▶ [WHAT YOU SHOULD DO] Without any omission, reproduce the records that follow.

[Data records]

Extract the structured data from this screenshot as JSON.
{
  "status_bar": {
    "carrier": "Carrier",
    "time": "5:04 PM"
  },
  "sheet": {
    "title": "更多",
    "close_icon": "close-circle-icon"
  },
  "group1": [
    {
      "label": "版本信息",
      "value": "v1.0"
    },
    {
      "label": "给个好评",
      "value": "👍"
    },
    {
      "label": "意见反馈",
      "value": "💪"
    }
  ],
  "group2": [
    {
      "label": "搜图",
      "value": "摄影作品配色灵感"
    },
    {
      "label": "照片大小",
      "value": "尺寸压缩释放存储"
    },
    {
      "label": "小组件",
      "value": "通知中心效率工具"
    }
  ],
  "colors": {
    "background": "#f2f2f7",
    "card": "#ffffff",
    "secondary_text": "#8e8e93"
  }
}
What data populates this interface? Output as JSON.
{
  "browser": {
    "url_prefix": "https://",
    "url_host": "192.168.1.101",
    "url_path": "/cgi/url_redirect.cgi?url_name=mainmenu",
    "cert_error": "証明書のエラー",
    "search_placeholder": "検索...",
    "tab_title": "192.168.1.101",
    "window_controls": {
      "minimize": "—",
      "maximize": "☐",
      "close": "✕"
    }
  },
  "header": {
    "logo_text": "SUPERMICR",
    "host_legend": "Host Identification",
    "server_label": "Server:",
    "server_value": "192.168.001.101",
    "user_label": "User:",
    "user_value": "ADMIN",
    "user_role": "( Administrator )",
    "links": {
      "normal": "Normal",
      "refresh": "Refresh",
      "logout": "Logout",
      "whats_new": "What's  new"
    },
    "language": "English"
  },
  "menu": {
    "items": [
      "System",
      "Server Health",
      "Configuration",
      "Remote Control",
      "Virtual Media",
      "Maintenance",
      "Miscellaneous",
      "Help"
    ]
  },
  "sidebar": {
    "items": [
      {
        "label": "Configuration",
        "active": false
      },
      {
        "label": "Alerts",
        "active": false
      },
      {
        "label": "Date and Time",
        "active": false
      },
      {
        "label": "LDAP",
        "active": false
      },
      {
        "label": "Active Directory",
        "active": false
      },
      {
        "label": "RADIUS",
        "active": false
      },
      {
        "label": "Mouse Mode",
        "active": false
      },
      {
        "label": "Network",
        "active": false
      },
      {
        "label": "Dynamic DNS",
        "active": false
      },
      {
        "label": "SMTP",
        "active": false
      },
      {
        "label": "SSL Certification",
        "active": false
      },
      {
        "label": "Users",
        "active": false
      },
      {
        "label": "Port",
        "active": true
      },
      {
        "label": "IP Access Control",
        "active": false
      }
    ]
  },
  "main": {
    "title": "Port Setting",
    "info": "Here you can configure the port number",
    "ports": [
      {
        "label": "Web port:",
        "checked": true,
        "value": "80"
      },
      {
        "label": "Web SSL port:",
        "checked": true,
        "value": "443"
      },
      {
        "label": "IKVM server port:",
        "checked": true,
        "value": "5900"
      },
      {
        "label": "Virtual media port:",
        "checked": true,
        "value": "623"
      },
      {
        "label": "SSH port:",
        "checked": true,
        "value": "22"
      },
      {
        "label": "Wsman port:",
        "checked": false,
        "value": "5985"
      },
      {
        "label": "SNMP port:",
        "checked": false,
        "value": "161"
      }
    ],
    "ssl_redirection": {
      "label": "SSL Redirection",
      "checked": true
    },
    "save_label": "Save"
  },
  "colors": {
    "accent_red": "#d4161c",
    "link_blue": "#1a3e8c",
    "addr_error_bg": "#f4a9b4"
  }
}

▶ [OUTPUT FOR THIS EXERCISE]
Extract the structured data from this screenshot as JSON.
{
  "status_bar": {
    "carrier": "Carrier",
    "time": "5:04 PM"
  },
  "sheet": {
    "title": "更多",
    "close_icon": "close-circle-icon"
  },
  "group1": [
    {
      "label": "版本信息",
      "value": "v1.0"
    },
    {
      "label": "给个好评",
      "value": "👍"
    },
    {
      "label": "意见反馈",
      "value": "💪"
    }
  ],
  "group2": [
    {
      "label": "搜图",
      "value": "摄影作品配色灵感"
    },
    {
      "label": "照片大小",
      "value": "尺寸压缩释放存储"
    },
    {
      "label": "小组件",
      "value": "通知中心效率工具"
    }
  ],
  "colors": {
    "background": "#f2f2f7",
    "card": "#ffffff",
    "secondary_text": "#8e8e93"
  }
}
What data populates this interface? Output as JSON.
{
  "browser": {
    "url_prefix": "https://",
    "url_host": "192.168.1.101",
    "url_path": "/cgi/url_redirect.cgi?url_name=mainmenu",
    "cert_error": "証明書のエラー",
    "search_placeholder": "検索...",
    "tab_title": "192.168.1.101",
    "window_controls": {
      "minimize": "—",
      "maximize": "☐",
      "close": "✕"
    }
  },
  "header": {
    "logo_text": "SUPERMICR",
    "host_legend": "Host Identification",
    "server_label": "Server:",
    "server_value": "192.168.001.101",
    "user_label": "User:",
    "user_value": "ADMIN",
    "user_role": "( Administrator )",
    "links": {
      "normal": "Normal",
      "refresh": "Refresh",
      "logout": "Logout",
      "whats_new": "What's  new"
    },
    "language": "English"
  },
  "menu": {
    "items": [
      "System",
      "Server Health",
      "Configuration",
      "Remote Control",
      "Virtual Media",
      "Maintenance",
      "Miscellaneous",
      "Help"
    ]
  },
  "sidebar": {
    "items": [
      {
        "label": "Configuration",
        "active": false
      },
      {
        "label": "Alerts",
        "active": false
      },
      {
        "label": "Date and Time",
        "active": false
      },
      {
        "label": "LDAP",
        "active": false
      },
      {
        "label": "Active Directory",
        "active": false
      },
      {
        "label": "RADIUS",
        "active": false
      },
      {
        "label": "Mouse Mode",
        "active": false
      },
      {
        "label": "Network",
        "active": false
      },
      {
        "label": "Dynamic DNS",
        "active": false
      },
      {
        "label": "SMTP",
        "active": false
      },
      {
        "label": "SSL Certification",
        "active": false
      },
      {
        "label": "Users",
        "active": false
      },
      {
        "label": "Port",
        "active": true
      },
      {
        "label": "IP Access Control",
        "active": false
      }
    ]
  },
  "main": {
    "title": "Port Setting",
    "info": "Here you can configure the port number",
    "ports": [
      {
        "label": "Web port:",
        "checked": true,
        "value": "80"
      },
      {
        "label": "Web SSL port:",
        "checked": true,
        "value": "443"
      },
      {
        "label": "IKVM server port:",
        "checked": true,
        "value": "5900"
      },
      {
        "label": "Virtual media port:",
        "checked": true,
        "value": "623"
      },
      {
        "label": "SSH port:",
        "checked": true,
        "value": "22"
      },
      {
        "label": "Wsman port:",
        "checked": false,
        "value": "5985"
      },
      {
        "label": "SNMP port:",
        "checked": false,
        "value": "161"
      }
    ],
    "ssl_redirection": {
      "label": "SSL Redirection",
      "checked": true
    },
    "save_label": "Save"
  },
  "colors": {
    "accent_red": "#d4161c",
    "link_blue": "#1a3e8c",
    "addr_error_bg": "#f4a9b4"
  }
}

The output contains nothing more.